Instructions to follow:
Please return the lines of the data that contain "true".

Supplied information:
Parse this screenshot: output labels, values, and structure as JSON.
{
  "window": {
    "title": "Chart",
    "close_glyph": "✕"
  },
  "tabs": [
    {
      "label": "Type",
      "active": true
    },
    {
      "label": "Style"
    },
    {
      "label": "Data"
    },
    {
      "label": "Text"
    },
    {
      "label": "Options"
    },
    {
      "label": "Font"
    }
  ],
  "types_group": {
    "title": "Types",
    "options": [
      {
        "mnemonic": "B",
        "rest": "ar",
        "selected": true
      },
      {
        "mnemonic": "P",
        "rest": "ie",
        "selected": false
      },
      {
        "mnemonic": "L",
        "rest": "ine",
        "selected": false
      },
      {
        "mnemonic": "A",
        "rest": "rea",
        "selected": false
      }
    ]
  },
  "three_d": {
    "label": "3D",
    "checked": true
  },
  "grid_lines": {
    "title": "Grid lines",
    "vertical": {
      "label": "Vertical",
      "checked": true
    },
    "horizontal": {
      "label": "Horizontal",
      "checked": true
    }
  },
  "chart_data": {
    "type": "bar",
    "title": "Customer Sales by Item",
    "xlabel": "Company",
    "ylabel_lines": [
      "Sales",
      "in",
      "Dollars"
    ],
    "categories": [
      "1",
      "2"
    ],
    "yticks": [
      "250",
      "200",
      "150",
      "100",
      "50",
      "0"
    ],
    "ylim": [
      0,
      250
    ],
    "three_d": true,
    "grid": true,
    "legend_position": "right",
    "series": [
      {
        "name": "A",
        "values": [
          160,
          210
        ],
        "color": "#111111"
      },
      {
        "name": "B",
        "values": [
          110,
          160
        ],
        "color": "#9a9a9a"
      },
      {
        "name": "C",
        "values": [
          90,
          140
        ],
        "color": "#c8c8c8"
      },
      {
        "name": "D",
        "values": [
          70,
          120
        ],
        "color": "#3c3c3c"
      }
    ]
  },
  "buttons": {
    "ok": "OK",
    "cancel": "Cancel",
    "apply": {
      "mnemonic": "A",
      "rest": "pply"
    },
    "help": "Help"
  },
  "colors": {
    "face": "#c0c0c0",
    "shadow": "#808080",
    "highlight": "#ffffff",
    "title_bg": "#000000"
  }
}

The completed task:
      "active": true
        "selected": true
    "checked": true
      "checked": true
      "checked": true
    "three_d": true,
    "grid": true,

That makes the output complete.